There are few albums that make me question my past – why I didn’t make sound investments in my early twenties? Why I didn’t see the need to protect my credit rating? Why I was not more forward thinking in my career choices? You see, I’m realizing that if I had been more driven, I wouldn’t be listening to this album through headphones in my apartment, I’d be blasting this through some huge speakers in the basement of a house, disturbing neighbors and scaring away small animals.

Croatia’s Kevlar Bikini manages to capture the essence of pure unadulterated rock that delights angry young men and terrifies old women. While maintaining a gritty, straight-forward hard rock core, they are far from just another band that’s gonna plug into distortion pedals and chunk their way through. Right off the bat, songs like “Devil’s Jukebox” grabs you by the collar and doesn’t let up. Throat-shredding vocals kick off hard into heavy and fat guitar hooks that defy the listener to stand still.

Refreshingly, these boys don’t seem to take themselves too seriously, borrowing lyrics from Black Eyed Peas “My Humps” in their song Rats and “Copycats.” I was reminded at times of bands like The Vincent Black Shadow, Loudermilk, and Clutch. Elements of blues, industrial, punk and metal are all well represented throughout this record, it is truly the blending of all of these influences that make this enjoyable and keep things fresh throughout.

As an example of this band’s distinct blend, the driving and testosterone fueled “Jab” is followed by the punk/modern surf rock “Pretzelspine,” a song which, in its own right, has some serious diversity throughout the track. Both of these lead into the somber and dark “Urinea,” showcasing this band’s depth and span in terms of style.
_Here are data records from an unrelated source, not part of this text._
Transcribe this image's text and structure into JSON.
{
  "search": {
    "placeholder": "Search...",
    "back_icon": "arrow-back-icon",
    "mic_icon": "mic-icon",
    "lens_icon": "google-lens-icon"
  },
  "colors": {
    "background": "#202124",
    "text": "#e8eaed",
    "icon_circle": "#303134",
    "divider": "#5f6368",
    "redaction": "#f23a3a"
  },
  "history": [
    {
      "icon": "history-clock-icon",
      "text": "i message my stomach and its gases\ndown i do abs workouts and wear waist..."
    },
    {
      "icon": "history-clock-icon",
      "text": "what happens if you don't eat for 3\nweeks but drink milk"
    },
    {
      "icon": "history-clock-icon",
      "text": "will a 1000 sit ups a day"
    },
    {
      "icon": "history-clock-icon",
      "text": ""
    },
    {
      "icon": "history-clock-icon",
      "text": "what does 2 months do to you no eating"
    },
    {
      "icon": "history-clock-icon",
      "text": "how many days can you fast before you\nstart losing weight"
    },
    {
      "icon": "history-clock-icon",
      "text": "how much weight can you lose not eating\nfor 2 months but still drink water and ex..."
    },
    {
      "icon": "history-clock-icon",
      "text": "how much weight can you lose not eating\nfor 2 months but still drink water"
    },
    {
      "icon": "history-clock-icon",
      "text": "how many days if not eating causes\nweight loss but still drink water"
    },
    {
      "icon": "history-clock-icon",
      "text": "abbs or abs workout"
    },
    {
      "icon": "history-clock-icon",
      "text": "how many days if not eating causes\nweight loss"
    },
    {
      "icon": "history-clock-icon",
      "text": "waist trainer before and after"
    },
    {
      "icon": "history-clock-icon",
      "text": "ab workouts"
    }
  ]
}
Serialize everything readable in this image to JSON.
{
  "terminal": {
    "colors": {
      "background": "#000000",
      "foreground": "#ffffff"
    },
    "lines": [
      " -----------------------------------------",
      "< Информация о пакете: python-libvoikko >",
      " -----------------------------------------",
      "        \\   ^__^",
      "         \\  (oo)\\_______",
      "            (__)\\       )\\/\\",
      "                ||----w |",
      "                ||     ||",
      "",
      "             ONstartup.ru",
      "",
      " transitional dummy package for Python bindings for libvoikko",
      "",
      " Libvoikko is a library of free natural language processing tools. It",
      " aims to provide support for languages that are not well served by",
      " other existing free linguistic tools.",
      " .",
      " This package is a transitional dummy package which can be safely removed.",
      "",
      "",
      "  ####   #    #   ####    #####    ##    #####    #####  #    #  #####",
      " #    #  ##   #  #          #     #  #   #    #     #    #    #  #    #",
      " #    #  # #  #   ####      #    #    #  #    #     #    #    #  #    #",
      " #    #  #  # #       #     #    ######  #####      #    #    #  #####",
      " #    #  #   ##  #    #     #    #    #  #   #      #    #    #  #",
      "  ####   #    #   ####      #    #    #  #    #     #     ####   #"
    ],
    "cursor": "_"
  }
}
There are three elements that separate a great rock album from just a good one. In no particular order, they are:

1.)The Note Not Played – This is what makes a Jimmy Page guitar riff memorable.

2.)The “Just Right” production – Over production can rip the spirit right out of a recording, and a lack of mixing skills can make it sound cheap

3.)True To Live ratio – Obviously, the studio allows you freedoms that you wouldn’t get in a live performance setting. Guitars are tracked two and three times to make a fuller sounds etc. But how would it play live?

Explodisaic scores high marks in all three of these categories, and to me at least, secures this  high-energy offering a slot in my personal rotation for a long while to come.  I hope I get to see these guys come to the States as I can only imagine the live show would be fantastic.